NEW PORT RICHEY — Believe it or not, some people go see Broadway shows just to hear one favorite tune from the entire show.
It may be the dramatic "chandelier song" from The Phantom of the Opera, when an organist pounds the keyboard as a wobbly chandelier rises from the stage floor to dangle from the theater ceiling; the wickedly funny Popular from Wicked, when Galinda advises Elphaba how to manipulate and contrive to be pop-u-lur, or the tenderly gentle Tonight from West Side Story....
SPRING HILL — The haunting musical Ragtime is set at the turn of the century. But by the end of the show, the audience may be wondering, "Which century?
The problems depicted in the musical at Stage West Community Playhouse seem eerily familiar: fear and loathing of immigrants, a woman yearning for independence, racist public officials, trigger-happy law enforcement, impassioned social Democrats, celebrity worship, ruthless oligarchs and more....
The neat thing about seeing a musical for the first time is that you never know what to expect. Funny? Sad? Boring? Silly? Touching? Quirky? What?
Put The Addams Family in the quirky-funny slot. And fun, too, especially the way it's being done through April 3 by the cast and crew at Show Palace Dinner Theatre in Hudson.
Perhaps it's because this is director Michael LaFleur's sixth time directing this musical — "I'm making a career going from here to there to direct this show," he quipped after opening night. Perhaps that's why the show is sharp, perfectly paced and delightfully entertaining from start to finish....
NEW PORT RICHEY — Those who disdain Broadway musicals, saying "seen one, seen 'em all," may laugh the loudest at The Drowsy Chaperone, a spoof of Broadway musical cliches playing March 3 to 20 at Richey Suncoast Theatre.
Those of who love all those shows can laugh along, as they recognize — and delight in — those very cliches the haters love to hate.
The 2006 Tony Award-winning (Best Book, Best Original Score) musical revolves around a play within a play, with every stock character and situation ever used (or overused) on Broadway. It's told through the eyes of an anxiety-plagued Broadway fanatic, the Man in Chair (Chris McGinnis, John Baker in Whose Wives Are They Anyway?), who slumps in the tackiest chair in his cramped apartment as he listens to an ancient recording of the fictional 1928 musical comedy, The Drowsy Chaperone. ("Drowsy" is a euphemism for "tipsy," by the way.)...
HUDSON — It all started in 1938, when cartoonist Charles Addams was paid the lofty sum of $85 for what was supposed to be a one-time panel in the New Yorker magazine.

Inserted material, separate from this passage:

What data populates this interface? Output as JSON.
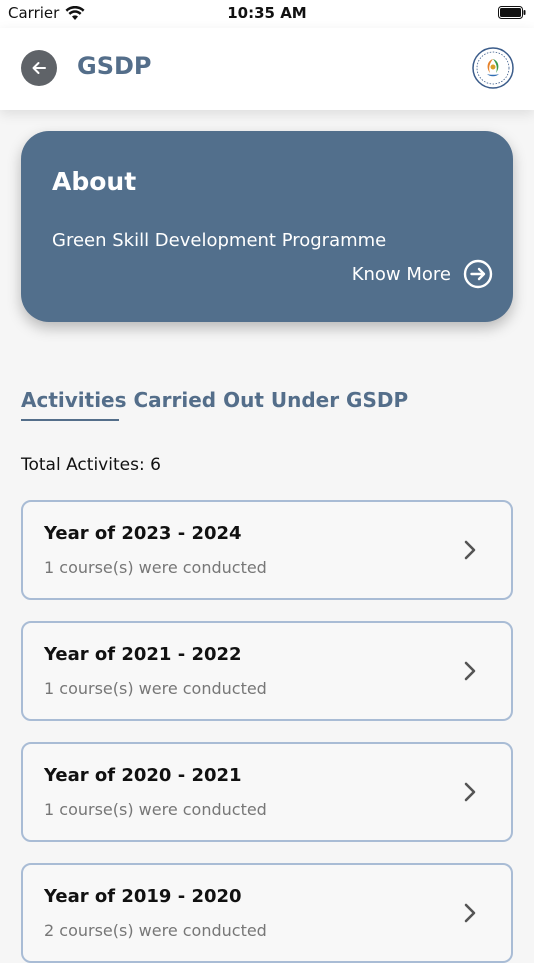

It showed a clean-cut vacuum cleaner salesman touting his wares to a creepy-looking couple — she radiantly gorgeous, but unnaturally thin, in a close-fitting black dress with long black hair in a tight bun; he a hulk with fright wig hair — the salesman oblivious to the draping spider webs, broken stairs, flying bats, shredded wallpaper and a scary creature peering over the crumbling balcony rail above....